### EXTRACTED ENTRIES
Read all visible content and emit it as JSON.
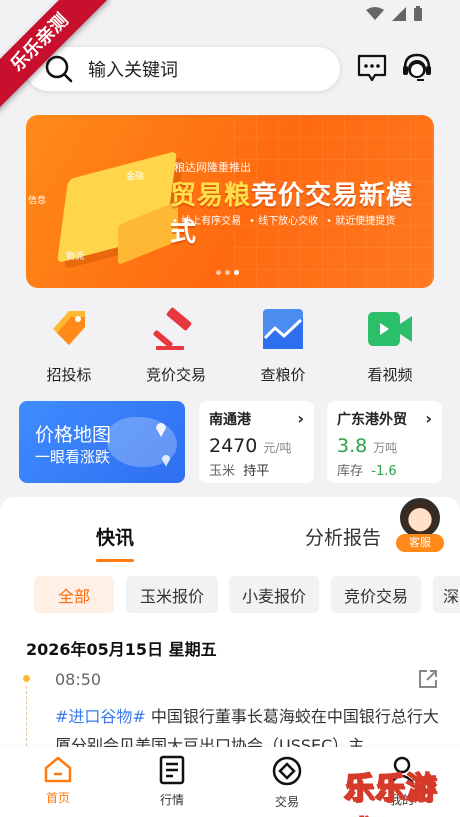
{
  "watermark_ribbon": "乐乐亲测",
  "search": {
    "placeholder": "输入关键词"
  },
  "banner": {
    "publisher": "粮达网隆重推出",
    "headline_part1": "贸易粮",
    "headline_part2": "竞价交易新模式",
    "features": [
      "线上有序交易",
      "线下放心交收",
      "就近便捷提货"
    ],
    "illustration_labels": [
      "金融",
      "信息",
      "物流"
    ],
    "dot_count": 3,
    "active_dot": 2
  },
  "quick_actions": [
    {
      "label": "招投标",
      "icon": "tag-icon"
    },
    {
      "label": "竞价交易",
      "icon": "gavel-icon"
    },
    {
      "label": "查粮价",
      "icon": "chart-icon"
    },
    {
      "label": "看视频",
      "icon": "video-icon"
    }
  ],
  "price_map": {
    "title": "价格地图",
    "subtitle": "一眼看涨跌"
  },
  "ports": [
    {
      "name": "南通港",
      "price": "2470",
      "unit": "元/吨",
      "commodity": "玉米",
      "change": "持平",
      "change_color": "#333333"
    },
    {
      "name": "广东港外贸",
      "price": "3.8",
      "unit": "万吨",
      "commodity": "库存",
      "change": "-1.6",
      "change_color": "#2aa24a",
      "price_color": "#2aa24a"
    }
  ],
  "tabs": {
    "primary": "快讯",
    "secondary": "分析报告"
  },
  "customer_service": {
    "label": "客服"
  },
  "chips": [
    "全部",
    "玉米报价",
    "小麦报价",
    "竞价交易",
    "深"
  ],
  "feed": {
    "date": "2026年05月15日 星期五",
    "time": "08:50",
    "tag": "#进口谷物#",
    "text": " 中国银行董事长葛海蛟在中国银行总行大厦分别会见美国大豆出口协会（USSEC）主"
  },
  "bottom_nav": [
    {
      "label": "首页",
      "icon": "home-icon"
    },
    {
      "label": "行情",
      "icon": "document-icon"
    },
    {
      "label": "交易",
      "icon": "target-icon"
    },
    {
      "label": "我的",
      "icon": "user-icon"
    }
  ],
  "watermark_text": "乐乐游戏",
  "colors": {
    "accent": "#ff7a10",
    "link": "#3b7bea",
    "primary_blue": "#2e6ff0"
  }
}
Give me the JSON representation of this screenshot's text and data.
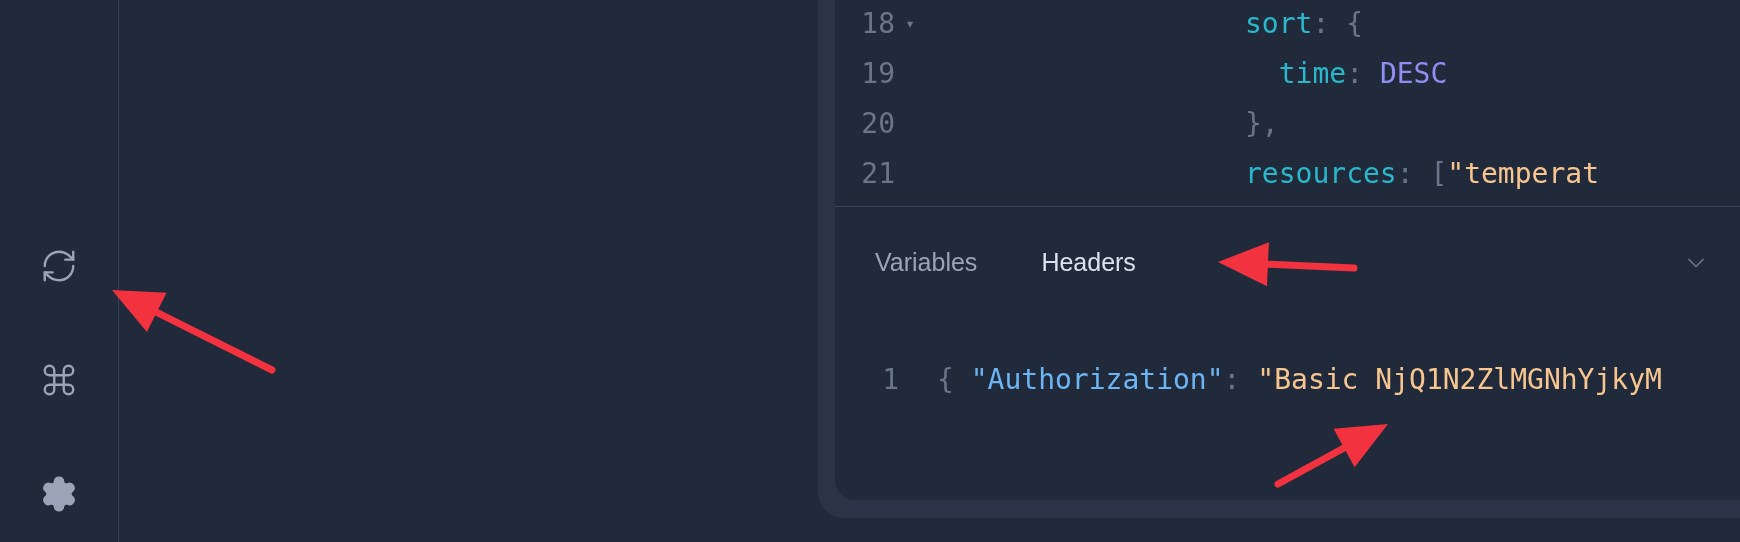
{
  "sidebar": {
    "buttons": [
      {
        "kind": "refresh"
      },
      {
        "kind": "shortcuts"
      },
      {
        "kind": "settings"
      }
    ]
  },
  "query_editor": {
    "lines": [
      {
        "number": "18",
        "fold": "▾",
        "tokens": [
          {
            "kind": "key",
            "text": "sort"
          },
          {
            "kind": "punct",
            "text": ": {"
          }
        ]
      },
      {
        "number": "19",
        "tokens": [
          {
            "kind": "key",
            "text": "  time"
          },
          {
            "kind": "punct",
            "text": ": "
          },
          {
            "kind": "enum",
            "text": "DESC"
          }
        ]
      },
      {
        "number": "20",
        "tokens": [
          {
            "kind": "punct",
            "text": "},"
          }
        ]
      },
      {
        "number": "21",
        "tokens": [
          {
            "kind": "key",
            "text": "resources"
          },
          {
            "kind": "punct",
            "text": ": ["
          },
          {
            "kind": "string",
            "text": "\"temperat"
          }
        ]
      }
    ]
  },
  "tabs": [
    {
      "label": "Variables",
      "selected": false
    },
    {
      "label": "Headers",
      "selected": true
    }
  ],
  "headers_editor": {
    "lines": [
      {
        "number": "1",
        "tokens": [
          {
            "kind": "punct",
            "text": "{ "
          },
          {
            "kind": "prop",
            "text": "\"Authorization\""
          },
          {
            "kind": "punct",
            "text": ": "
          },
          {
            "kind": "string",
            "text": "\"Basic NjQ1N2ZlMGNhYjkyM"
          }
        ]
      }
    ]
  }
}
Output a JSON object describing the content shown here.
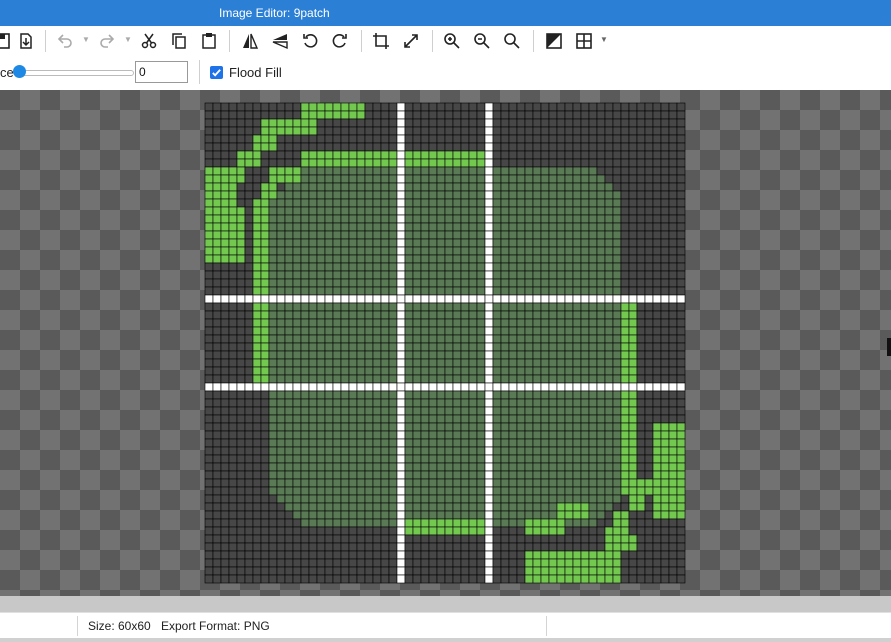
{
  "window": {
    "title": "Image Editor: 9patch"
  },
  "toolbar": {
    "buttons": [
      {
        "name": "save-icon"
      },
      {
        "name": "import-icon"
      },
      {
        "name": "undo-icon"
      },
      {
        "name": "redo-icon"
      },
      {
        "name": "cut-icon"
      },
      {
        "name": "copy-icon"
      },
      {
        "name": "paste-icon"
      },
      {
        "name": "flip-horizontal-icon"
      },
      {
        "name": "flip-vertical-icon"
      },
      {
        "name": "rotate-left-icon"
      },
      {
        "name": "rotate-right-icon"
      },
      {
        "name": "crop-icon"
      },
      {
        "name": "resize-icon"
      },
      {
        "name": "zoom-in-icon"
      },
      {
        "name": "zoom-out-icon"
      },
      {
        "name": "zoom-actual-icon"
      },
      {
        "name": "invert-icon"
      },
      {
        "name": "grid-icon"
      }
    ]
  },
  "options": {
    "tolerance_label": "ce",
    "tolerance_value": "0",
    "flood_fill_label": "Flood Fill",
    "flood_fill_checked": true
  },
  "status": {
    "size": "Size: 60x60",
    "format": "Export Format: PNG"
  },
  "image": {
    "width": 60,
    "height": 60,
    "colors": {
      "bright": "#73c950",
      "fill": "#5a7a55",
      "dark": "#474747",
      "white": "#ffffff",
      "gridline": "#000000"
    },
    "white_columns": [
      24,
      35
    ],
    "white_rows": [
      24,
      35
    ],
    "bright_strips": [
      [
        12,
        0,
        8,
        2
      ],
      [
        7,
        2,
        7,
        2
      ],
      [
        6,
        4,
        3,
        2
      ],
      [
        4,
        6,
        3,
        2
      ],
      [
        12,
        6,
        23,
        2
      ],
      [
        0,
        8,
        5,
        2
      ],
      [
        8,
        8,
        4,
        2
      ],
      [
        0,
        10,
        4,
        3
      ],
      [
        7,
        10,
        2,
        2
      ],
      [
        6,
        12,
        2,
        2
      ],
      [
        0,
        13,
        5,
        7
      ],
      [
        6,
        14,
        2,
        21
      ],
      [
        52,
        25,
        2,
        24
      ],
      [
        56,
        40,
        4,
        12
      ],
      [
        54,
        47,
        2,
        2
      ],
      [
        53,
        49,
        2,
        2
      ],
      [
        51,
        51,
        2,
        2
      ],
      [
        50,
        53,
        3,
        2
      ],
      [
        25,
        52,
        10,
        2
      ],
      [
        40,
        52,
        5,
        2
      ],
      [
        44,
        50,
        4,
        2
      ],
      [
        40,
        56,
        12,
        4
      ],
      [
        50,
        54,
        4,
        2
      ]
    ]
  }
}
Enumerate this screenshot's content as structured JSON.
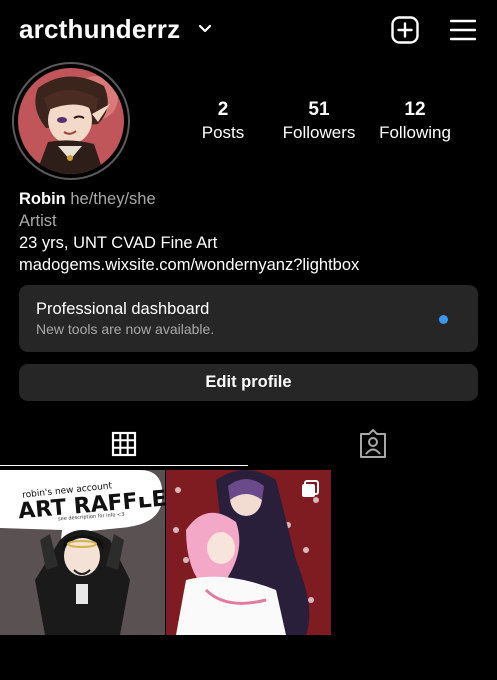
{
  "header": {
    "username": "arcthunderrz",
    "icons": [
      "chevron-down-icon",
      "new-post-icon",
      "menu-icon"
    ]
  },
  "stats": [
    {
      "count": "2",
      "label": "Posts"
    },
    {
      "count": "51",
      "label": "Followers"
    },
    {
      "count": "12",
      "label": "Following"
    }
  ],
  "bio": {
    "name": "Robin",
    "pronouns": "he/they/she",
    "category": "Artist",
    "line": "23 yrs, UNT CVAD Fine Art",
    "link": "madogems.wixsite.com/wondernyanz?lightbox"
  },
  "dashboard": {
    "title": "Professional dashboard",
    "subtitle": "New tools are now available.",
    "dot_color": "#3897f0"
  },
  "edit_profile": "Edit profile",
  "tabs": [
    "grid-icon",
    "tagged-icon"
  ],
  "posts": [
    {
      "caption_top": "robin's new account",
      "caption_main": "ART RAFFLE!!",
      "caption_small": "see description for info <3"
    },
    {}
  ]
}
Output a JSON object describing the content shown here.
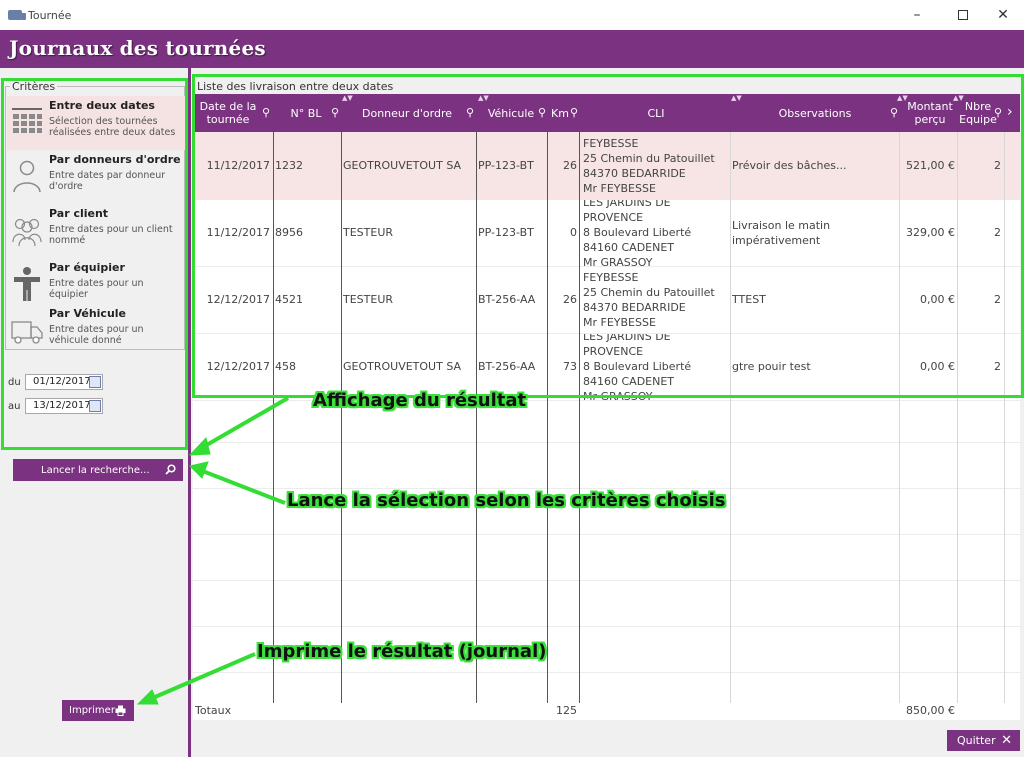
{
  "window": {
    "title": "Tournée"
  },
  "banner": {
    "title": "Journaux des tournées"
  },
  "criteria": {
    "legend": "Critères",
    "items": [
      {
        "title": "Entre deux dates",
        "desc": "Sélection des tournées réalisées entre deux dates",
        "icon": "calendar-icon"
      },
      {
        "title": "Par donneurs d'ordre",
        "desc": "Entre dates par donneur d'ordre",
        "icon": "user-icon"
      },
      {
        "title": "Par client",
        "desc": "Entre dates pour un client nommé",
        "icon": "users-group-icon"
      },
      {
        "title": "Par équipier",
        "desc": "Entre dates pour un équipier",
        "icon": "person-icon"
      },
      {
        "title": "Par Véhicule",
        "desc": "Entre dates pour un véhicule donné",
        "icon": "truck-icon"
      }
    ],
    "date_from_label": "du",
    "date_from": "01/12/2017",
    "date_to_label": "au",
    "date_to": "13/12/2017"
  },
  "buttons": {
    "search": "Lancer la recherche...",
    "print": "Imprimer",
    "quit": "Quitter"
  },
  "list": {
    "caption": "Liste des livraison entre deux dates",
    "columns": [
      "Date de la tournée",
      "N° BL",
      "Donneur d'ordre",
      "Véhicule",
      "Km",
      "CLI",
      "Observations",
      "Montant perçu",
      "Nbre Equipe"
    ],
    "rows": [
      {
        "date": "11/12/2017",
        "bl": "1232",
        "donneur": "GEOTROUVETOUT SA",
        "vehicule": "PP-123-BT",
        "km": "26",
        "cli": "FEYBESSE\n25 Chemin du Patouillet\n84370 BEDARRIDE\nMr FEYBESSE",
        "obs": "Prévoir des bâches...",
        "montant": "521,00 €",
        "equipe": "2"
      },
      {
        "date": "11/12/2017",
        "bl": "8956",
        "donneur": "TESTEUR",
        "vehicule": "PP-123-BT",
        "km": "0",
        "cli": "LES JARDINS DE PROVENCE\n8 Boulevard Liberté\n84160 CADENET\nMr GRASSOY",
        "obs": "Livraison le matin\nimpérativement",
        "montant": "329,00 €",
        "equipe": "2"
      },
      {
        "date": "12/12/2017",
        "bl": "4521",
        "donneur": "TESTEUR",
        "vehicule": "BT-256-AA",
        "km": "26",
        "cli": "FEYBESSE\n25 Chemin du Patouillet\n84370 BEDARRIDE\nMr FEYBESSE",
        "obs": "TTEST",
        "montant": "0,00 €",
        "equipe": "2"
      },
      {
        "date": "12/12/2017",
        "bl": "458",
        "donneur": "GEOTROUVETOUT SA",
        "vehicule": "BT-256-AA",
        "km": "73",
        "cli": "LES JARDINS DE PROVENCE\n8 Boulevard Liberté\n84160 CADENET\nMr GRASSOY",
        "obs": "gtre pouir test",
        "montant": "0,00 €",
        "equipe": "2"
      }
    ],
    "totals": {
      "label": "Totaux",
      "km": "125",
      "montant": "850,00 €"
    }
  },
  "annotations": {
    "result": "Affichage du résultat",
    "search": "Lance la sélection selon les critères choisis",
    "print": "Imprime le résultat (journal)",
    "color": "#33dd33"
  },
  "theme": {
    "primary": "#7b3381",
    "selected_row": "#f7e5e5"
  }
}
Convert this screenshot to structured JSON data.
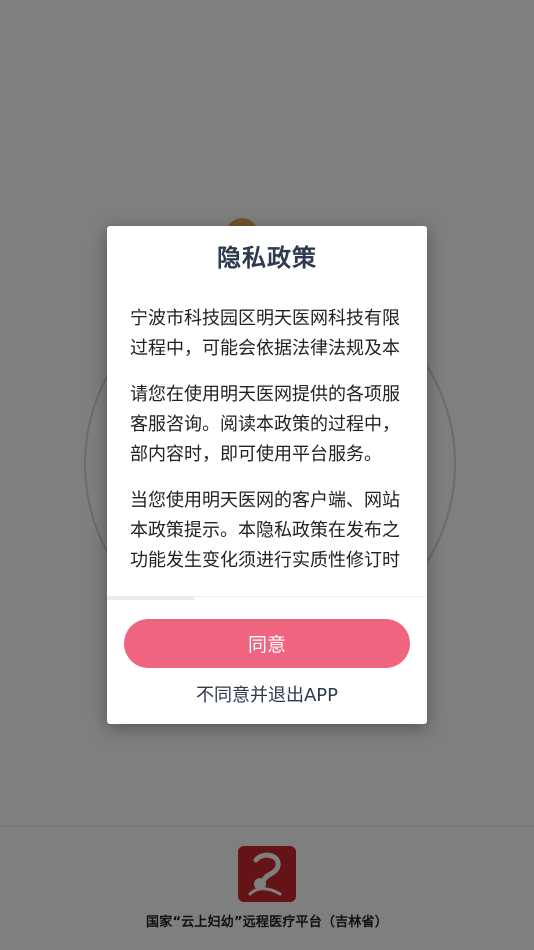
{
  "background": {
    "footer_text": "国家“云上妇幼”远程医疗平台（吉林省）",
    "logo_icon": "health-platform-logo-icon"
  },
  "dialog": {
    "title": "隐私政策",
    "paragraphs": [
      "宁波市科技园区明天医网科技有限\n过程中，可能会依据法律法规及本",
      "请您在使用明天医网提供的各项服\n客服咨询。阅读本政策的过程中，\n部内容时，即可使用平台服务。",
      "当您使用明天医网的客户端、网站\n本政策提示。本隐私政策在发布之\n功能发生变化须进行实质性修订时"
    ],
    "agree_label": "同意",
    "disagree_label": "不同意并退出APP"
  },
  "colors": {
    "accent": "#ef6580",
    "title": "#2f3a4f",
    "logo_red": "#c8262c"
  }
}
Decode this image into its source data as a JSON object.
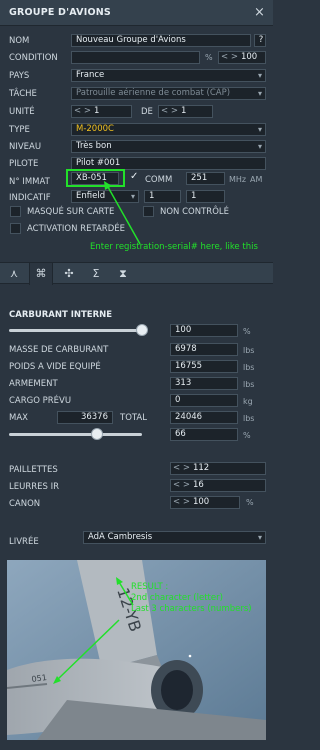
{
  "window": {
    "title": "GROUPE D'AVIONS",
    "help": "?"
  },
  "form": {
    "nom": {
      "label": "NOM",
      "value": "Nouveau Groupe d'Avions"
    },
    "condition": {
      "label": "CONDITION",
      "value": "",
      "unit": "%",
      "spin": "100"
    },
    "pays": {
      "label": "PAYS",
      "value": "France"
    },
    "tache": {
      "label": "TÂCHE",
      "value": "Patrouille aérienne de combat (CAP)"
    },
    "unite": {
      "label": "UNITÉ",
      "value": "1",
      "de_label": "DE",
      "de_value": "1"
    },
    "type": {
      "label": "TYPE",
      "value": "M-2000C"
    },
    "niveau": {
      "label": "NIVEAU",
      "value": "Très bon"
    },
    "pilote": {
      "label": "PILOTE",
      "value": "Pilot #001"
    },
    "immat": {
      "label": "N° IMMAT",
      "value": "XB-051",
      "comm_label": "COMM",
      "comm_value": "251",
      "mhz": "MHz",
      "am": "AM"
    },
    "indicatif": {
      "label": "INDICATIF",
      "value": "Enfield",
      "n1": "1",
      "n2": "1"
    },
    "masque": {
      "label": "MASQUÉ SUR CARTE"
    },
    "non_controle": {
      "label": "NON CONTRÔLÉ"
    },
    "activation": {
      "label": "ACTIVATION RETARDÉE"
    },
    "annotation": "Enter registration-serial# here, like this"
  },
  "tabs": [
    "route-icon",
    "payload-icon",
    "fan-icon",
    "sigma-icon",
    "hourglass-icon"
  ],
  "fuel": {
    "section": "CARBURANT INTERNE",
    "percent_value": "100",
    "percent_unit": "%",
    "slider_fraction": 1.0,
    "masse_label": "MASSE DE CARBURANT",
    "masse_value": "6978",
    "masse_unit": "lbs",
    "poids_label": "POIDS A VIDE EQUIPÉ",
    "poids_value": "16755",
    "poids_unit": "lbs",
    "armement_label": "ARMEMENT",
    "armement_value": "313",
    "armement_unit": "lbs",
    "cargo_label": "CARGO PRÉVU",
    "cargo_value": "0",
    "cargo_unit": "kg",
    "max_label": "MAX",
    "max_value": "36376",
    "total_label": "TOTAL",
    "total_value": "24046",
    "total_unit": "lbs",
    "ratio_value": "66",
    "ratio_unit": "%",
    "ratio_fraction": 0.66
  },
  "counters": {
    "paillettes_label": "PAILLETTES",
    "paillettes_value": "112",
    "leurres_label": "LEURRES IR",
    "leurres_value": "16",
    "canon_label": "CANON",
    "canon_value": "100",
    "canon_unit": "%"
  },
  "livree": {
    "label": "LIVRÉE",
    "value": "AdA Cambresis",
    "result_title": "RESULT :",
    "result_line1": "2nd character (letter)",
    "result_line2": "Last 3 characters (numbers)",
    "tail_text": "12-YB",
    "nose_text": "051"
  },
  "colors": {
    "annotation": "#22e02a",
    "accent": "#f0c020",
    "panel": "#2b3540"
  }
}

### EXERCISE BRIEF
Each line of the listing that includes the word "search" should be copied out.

### RESULT
  "search": {
    "search": "Lancer la recherche...",
    "search": "Lance la sélection selon les critères choisis",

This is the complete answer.